The other day I was somewhere (won't say where to protect the innocent) with a bunch of people from around town - some I knew, some I didn't know at all.
A woman was taking me around and introducing me to people. I couldn't place this woman's face, but knew we must have met before in some context because she was so comfortably friendly with me, and was asking after the kids, how I was feeling, etc. I was embarrassed I didn't remember her, so I was hiding that the whole time she was taking me around I was thinking; how on earth do I know this woman?
"OH!" said the stunning woman. "It's so nice to finally meet you in person!"
Some strange, strangled noise escaped from my throat, and I mumbled some pathetic response, "Um, yeah, yes! That's me." She proceeded to talk to me about how much one aspect of my blog has helped a family member of hers, and said she was a long-time reader but never had "the guts" to comment.
Who do you think you are, the shame tells me. Here she is saying how much she likes your writing and you don't deserve a word of it.
Why? Why is that? Is it because as women we are all too often programmed to fade into the background, keep our secrets and feelings, even our accomplishments, neatly tucked under our skirts (or yoga pants, as the case may be). How can I feel so passionately about vulnerability, spreading the word about addiction, recovery and speaking about my cancer journey and then have this strong shame reaction when someone says it helps them?
Usually, when I'm face to face with people who know me as "One Crafty Mother" I'm at a blogging conference, and referring to people as their blog or twitter name is a common, if not bizarre, tactic. It's how we know each other, and it doesn't feel weird at all.
When I'm around town, though, it feels really odd to be known as "One Crafty Mother". I know lots of local people read my blog - I want that, and I don't get to pick and choose who reads it. It's my choice to put myself out there, and when I push past shame of course I'm glad people are reading, of course I'm glad it's helping. So why do I feel like making myself so small when confronted with it face to face?
It was the same after I lost all the weight - people would tell me I looked great and I'd feel shame. Like I was showing off or something, instead of pride that I had worked damn hard to shed over 65 lbs. Instead of saying "thank you", I'd mumble some idiotic lie like 'it's not that big of a deal', or 'I still have a ways to go', just to minimize my accomplishment.
That shameful, embarrassed person resides in me as much as the writer who feels passionately about being open, honest and vulnerable about her journeys - whether through addiction, weight loss, grief, cancer or spirituality.

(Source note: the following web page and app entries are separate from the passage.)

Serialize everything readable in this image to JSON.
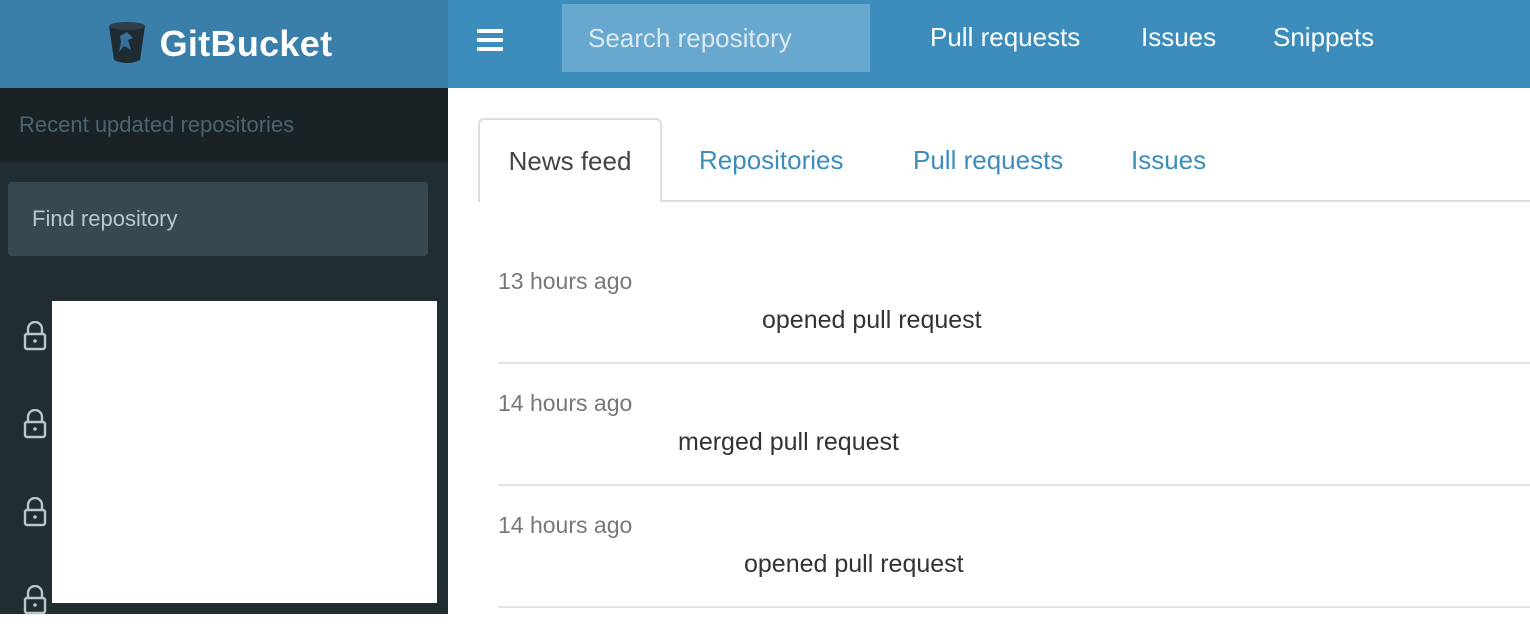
{
  "brand": {
    "title": "GitBucket",
    "icon": "bucket-logo-icon"
  },
  "topnav": {
    "menu_icon": "hamburger-icon",
    "search_placeholder": "Search repository",
    "links": [
      "Pull requests",
      "Issues",
      "Snippets"
    ]
  },
  "sidebar": {
    "header": "Recent updated repositories",
    "find_placeholder": "Find repository",
    "repo_icon": "lock-icon",
    "repo_count": 4
  },
  "tabs": [
    {
      "label": "News feed",
      "active": true
    },
    {
      "label": "Repositories",
      "active": false
    },
    {
      "label": "Pull requests",
      "active": false
    },
    {
      "label": "Issues",
      "active": false
    }
  ],
  "feed": [
    {
      "time": "13 hours ago",
      "action": "opened pull request"
    },
    {
      "time": "14 hours ago",
      "action": "merged pull request"
    },
    {
      "time": "14 hours ago",
      "action": "opened pull request"
    }
  ],
  "colors": {
    "brand_bar": "#3a7eaa",
    "topnav": "#3c8dbc",
    "sidebar": "#222d32",
    "sidebar_header": "#1a2226",
    "link": "#3c8dbc"
  }
}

It's a dichotomy I'm having a hard time getting my mind around. I wonder if I should have blogged anonymously - kept my identity a secret - but then I realize the fact that people know me, as a real person, makes it easier to identify with my story.
Sometimes I get into a spiral where I think: why are you doing this? why are you out there writing about all this if you feel this shame when you meet someone face to face and they COMPLIMENT you?
I think, when I'm able to be somewhat objective about it, it's because I never, ever want to appear like I'm grand-standing, showing off, or acting like I've got it all figured out. When someone compliments me - even though they're not saying "Wow, Ellie, have YOU got it all figured out" - I feel like somehow I am making a bigger deal out of myself than I deserve. What they are saying, usually, is "I identified with what you wrote; I feel the same way".
I am so fearful of appearing like a bragger that I don't even know how to take a compliment.
If you live around town and we meet, it's okay to refer to me as One Crafty Mother, or tell me you know me through my blog. Clearly, I need some practice simply saying "Hello, nice to meet you!" or how about just plain "Thank you!" when you tell me you like my writing?
If you don't like me or my writing, though, please feel free to keep it to yourself, or just gossip about it with others. I'm not THAT healthy, yet.
And speaking of vulnerability, if you haven't read Jane's post below for the first installment of "Truthful Tuesday", please do. And comment if you can - it means so much to get comments when you bare your soul so bravely, like she did. Thank you.